Check the entries below for lines with "type"; report only how many there are.

(Dataset extract Opens)

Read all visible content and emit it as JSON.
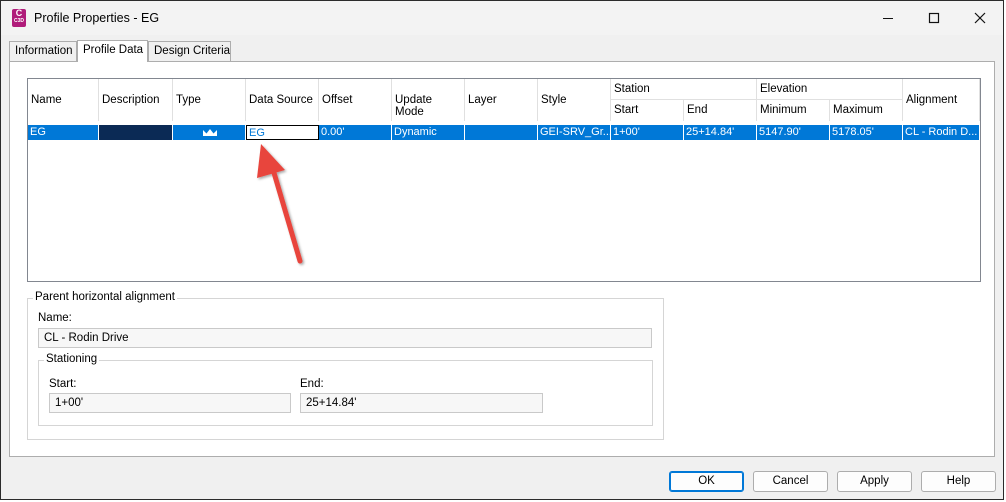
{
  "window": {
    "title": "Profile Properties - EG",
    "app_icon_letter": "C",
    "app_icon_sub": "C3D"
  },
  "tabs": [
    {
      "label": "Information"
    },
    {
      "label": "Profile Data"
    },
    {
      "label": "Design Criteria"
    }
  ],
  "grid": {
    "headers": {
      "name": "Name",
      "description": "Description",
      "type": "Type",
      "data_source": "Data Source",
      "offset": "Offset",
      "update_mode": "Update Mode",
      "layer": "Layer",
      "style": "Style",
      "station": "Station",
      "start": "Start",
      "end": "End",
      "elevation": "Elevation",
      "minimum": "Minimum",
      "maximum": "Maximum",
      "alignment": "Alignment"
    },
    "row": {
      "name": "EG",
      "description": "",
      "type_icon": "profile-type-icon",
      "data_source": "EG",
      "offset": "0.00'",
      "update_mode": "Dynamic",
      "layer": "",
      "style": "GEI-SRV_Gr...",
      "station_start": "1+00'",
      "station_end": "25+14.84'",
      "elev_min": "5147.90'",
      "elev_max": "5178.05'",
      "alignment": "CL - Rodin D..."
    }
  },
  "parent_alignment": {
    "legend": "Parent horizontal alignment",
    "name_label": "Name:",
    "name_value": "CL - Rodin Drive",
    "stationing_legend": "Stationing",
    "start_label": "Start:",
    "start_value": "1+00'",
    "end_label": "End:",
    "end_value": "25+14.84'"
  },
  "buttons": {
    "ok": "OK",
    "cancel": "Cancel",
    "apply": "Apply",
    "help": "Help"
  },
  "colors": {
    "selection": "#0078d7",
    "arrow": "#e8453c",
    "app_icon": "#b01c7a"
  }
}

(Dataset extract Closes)

▸ Solution for this problem
2